“These steroid concentrations are in the river at much higher levels than what you find for things like PCBs,” Foster said. “I think the potential is quite significant, but whether anything is actually happening, I don’t know. But I would say these classes of compounds need to be looked at more fully.”
The scientists who wrote the report said that the high concentrations of selenium and arsenic may also be related to the poultry industry, because both chemicals are common feed additives. Although the amounts fed to poultry are typically small, the sheer number of chickens produced on the Delmarva Peninsula suggests a potential for a large total load of these metals and chemicals to make their way into the water.
They wrote that “the data presented in this report support the hypothesis that poultry manure is a probable source of trace-metal and organic-compound contaminants found in the Pocomoke River and tributaries, but this conclusion is based on the analyses of only a few samples and should be viewed with caution.”
They said they could not rule out an undocumented source of contaminants existing in the watershed, and called for further testing both in the Pocomoke, and other Eastern Shore rivers.
Whether there is a tie-in with pfiesteria is impossible to say at this point, Miller said. “This study has documented an isolated occurrence of a number of potential contaminants in the Pocomoke River basin,” she said. “No cause-and-effect relationships between the contaminants and pfiesteria have yet been determined.”
Even without the effects of pfiesteria, though, both arsenic and selenium were found in concentrations known to stress fish.
Vicki Blazer, a USGS fish pathologist who reviewed the results, said the metals could be one of the factors that lead to the formation of deep, fungus-infested lesions on some Pocomoke fish. “Arsenic is a very potent suppressor of the immune response,” she said. In particular, she said, cells affected by arsenic are the same ones that respond to a bacterial or fungus invasion.
Work by Blazer and others has shown that all of the deep lesions that they examined during the Pocomoke fish kill were caused by a fungal infection that may have preceded the fish kills by about two weeks.
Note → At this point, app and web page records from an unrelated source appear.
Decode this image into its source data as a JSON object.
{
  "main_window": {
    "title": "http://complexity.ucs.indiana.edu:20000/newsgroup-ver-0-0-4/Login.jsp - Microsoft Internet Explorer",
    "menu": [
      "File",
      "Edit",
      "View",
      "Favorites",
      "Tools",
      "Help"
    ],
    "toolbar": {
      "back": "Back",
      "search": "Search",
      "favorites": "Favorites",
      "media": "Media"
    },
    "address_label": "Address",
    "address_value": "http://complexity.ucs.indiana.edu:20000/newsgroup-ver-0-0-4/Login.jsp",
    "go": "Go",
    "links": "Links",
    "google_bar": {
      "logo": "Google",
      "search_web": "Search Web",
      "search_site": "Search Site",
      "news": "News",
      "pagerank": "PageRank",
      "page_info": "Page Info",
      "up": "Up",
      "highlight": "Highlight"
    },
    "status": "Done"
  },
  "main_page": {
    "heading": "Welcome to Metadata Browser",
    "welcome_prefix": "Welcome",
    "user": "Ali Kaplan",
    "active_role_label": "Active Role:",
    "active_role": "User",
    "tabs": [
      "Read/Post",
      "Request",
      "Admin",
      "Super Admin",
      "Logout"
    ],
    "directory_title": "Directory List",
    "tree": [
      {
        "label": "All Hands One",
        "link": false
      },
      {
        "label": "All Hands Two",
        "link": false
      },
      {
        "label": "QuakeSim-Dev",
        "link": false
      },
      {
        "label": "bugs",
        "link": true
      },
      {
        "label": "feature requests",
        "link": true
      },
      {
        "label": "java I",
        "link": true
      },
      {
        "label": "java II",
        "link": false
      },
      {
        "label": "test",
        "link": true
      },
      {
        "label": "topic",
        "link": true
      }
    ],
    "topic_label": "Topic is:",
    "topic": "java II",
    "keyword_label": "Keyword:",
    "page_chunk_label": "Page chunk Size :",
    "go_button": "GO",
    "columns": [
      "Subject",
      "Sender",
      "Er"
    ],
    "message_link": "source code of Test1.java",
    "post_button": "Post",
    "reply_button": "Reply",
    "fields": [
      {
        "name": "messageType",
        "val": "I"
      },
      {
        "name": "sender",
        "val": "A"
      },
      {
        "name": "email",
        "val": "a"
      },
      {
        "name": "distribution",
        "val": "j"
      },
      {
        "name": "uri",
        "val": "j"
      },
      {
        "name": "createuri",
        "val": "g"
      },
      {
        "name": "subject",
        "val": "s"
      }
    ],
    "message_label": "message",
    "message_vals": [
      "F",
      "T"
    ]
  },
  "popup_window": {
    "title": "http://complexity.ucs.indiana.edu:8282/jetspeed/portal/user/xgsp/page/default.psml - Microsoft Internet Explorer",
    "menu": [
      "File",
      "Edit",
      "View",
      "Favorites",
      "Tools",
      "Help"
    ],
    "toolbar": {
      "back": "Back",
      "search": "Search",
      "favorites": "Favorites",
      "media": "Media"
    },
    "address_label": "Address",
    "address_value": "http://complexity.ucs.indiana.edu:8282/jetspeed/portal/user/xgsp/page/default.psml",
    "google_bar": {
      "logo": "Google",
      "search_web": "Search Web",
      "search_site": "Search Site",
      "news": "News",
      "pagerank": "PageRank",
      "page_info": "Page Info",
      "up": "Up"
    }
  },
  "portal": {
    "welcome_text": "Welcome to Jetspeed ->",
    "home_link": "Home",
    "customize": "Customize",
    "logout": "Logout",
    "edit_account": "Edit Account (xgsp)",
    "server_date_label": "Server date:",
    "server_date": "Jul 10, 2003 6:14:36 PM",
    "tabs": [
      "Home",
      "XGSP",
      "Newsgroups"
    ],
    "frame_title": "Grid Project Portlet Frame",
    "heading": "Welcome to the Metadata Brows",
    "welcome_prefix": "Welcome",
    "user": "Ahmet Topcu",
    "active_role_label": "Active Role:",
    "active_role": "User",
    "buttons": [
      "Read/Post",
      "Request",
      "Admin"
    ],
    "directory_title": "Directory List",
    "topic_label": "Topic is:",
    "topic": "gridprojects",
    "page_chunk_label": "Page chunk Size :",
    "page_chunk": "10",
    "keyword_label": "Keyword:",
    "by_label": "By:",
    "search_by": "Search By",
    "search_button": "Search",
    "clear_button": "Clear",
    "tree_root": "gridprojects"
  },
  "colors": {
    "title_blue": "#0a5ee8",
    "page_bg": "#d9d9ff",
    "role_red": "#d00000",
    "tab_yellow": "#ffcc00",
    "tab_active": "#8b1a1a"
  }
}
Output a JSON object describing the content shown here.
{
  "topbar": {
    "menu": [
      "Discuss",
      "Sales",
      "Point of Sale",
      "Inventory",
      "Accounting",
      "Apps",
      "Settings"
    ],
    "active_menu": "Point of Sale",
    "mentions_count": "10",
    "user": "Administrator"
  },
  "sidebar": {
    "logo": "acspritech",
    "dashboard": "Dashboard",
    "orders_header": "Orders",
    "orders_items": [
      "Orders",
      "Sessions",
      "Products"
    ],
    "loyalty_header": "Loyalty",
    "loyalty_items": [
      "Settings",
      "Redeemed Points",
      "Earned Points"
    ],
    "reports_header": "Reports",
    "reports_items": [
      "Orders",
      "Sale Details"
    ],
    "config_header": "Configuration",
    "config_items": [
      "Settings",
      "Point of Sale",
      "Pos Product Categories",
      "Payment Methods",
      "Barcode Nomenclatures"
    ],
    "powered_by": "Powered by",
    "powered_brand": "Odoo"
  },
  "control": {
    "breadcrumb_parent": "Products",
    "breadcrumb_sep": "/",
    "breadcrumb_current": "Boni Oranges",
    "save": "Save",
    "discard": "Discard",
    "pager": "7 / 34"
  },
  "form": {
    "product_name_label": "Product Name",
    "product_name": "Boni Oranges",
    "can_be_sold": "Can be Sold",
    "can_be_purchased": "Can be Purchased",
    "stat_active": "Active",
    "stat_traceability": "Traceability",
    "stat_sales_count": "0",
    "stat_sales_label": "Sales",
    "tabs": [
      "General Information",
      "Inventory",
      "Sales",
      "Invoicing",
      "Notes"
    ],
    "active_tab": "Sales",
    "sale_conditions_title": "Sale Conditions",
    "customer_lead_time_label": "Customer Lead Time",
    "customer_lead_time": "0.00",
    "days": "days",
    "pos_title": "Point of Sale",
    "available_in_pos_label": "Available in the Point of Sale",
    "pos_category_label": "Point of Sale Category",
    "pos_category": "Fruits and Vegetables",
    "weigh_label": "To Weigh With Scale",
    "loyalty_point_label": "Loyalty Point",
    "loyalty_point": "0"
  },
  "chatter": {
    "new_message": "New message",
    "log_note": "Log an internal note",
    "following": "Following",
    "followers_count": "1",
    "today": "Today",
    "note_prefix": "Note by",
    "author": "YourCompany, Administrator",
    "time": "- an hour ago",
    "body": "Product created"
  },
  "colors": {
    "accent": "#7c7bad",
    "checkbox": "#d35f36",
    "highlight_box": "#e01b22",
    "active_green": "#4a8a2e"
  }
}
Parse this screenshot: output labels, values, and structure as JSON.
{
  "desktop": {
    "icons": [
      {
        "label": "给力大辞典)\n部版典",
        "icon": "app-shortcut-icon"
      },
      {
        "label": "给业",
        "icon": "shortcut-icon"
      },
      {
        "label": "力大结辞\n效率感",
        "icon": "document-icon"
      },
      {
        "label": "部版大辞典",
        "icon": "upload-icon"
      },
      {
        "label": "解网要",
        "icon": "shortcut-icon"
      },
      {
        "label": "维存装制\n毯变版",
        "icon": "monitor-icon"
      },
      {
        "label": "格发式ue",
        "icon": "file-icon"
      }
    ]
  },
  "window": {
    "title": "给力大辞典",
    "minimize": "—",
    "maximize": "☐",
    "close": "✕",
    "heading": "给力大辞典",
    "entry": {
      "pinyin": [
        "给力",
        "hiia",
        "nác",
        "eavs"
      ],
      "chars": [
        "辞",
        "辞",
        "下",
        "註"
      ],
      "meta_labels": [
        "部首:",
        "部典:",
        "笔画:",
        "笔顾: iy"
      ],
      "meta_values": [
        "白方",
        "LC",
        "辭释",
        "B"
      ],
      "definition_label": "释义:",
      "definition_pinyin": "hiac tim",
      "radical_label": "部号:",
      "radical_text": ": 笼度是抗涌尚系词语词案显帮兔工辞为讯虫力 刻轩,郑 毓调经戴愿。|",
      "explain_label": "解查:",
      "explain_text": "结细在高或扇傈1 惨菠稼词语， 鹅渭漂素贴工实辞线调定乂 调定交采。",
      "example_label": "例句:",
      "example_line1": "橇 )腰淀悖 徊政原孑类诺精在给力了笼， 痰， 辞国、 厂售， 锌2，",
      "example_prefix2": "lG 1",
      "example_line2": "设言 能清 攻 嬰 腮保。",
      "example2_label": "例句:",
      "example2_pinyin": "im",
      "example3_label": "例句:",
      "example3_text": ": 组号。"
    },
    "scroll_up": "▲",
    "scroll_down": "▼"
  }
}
It has been unclear whether the fungal infections resulted from earlier pfiesteria outbreaks or other stresses on the fish.
“I just found it real interesting that one of the places that had high arsenic levels was also one of the places where we see these lesions,” Blazer said. “So that’s definitely something we’re going to be working on this year.”
The results of the Pocomoke contaminant study can be found on the World Wide Web at: http://md.usgs.gov/publications/ofr-99-57/